Heavy metal odyssey
Hands up all of you who are or have been prejudiced about a specific style of music? I thought so. Now put your hands down again and join me on an envy-filled odyssey into the world of the black-clad group of friends that is metal. A lot has been written and said about the genre over the years – it’s easier to make jokes about something you don’t understand than to dissect it in detail – but as far as I recall, I have never taken a cheap shot at individual metal fans or metal as a style of music. And the reason for this is that I view their fans as something of brave knights. Metal folks go to concerts, they attend festivals, they buy records, then they buy even more records, they post comments about concert reviews on their local paper’s website, they bear the symbol of their favorite band on their chest, they stand up for their cause, they’re not ashamed about their relative insularity, and they have the sort of passion you wish all music listeners could have, all the time. Burzum man Varg Vikernes can be seen as something of an authority, here in an interview from last spring, conducted and recorded by the cryptically named Semivivus. “It seems metal fans are more loyal than other fans, they collect more than others and are a bit more extreme than most others.

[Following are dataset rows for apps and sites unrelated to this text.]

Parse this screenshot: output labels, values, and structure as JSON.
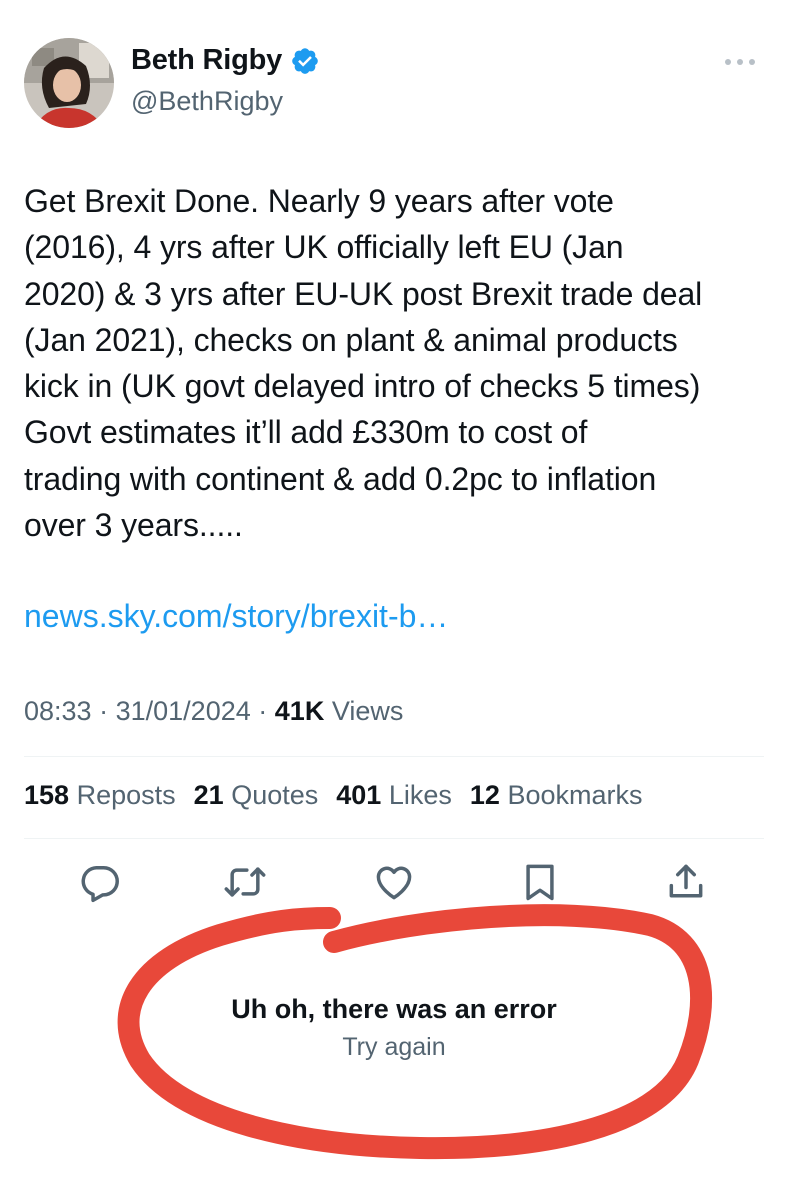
{
  "author": {
    "name": "Beth Rigby",
    "handle": "@BethRigby"
  },
  "tweet": {
    "text": "Get Brexit Done. Nearly 9 years after vote\n(2016), 4 yrs after UK officially left EU (Jan\n2020) & 3 yrs after EU-UK post Brexit trade deal\n(Jan 2021), checks on plant & animal products\nkick in (UK govt delayed intro of checks 5 times)\nGovt estimates it’ll add £330m to cost of\ntrading with continent & add 0.2pc to inflation\nover 3 years.....",
    "link": "news.sky.com/story/brexit-b…",
    "time": "08:33",
    "date": "31/01/2024",
    "separator": "·",
    "views_count": "41K",
    "views_label": "Views"
  },
  "stats": [
    {
      "count": "158",
      "label": "Reposts"
    },
    {
      "count": "21",
      "label": "Quotes"
    },
    {
      "count": "401",
      "label": "Likes"
    },
    {
      "count": "12",
      "label": "Bookmarks"
    }
  ],
  "actions": [
    {
      "icon": "reply-icon"
    },
    {
      "icon": "repost-icon"
    },
    {
      "icon": "like-icon"
    },
    {
      "icon": "bookmark-icon"
    },
    {
      "icon": "share-icon"
    }
  ],
  "error": {
    "title": "Uh oh, there was an error",
    "retry": "Try again"
  },
  "colors": {
    "link": "#1d9bf0",
    "verified": "#1d9bf0",
    "muted": "#536471",
    "annotation": "#e8483a"
  }
}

Metal folks go to concerts, they attend festivals, they buy records, then they buy even more records.
They are of course weirder than most others too. But that's nothing to be ashamed of. On the contrary."
Naturally I understand that there will be many exceptions to a generalization of this nature, but when you’ve seen one of your best buddies completely engulfed by this, so much so that he changed his name from Pierre to Olaf, allowed himself to be totally enveloped by the Norwegian black metal scene,
and swapped his interest in soccer for a passion for all kinds of ornamental swords, then you should at least be qualified to have an opinion. That said, the term metal doesn’t cover any music that is of direct appeal to the undersigned. Nor does the genre as such, from Vikings, skeletons and sprawling fonts to gnomes and trolls and back again, feel like something to go bananas over. But if I had to choose whether to hop into a cab driven by an indifferent follower of the Top 40 or one of the two cab drivers who have tried to convince me of the instant greatness of the Danish mastodon rockers Volbeat during the fall, I’d definitely go for the latter every time. It’s also important to draw a distinction between a metalhead and a more conventional metal listener, something the sharp-eyed web magazine Metal Rules is not tardy to point out: “The
main difference between a metal listener and a metalhead is devotion. I believe that metalheads are the most loyal fans of any genre of music. Being a 100% metalhead usually affects many decisions and aspects of life such as friends, appearance, clothing, attitude, etc. All are something affected by living and breathing metal 24/7, 365.”
In other words, metalheads try that little bit harder to find new albums and they go the extra mile to get to concerts. Metal listeners, on the other hand, are nowhere near as fanatical about their music. They don’t make much of an effort to find out about new favorite bands, although if metal is “in” at the time and is in their face, they will like some of it. But metalheads have an entirely different level of passion. They search high and low in record stores throughout the country, they read heavy metal publications and they discuss metal at great lengths via online forums. Their dedication represents a fairly stark contrast to the lazier face of popular culture whereby people mostly simply listen to what the radio stations and the major companies have already decided they should listen to. The unconditional love and extreme dedication of metalheads is of course something that also invites mockery. All forms of fundamentalism are by definition viewed as silly in our age, an age in which people are expected to behave as unaffectedly as possible and, so it seems, to have as relaxed a relationship to popular culture as possible. But mockery doesn’t affect this particular brand of rockers any more. They have become far too used to it, and their sense of unity simply grows stronger and stronger, while at the same time our envy of them deepens even more. Perhaps, one can get a slight feel for the philosophy by sporting the immortal uniform, the band tee. Then again, in the words of the long forgotten could-have-beens in Dirty Looks – nobody rides for free.
Words: Andreas Terner
Design: Giuliano Garonzi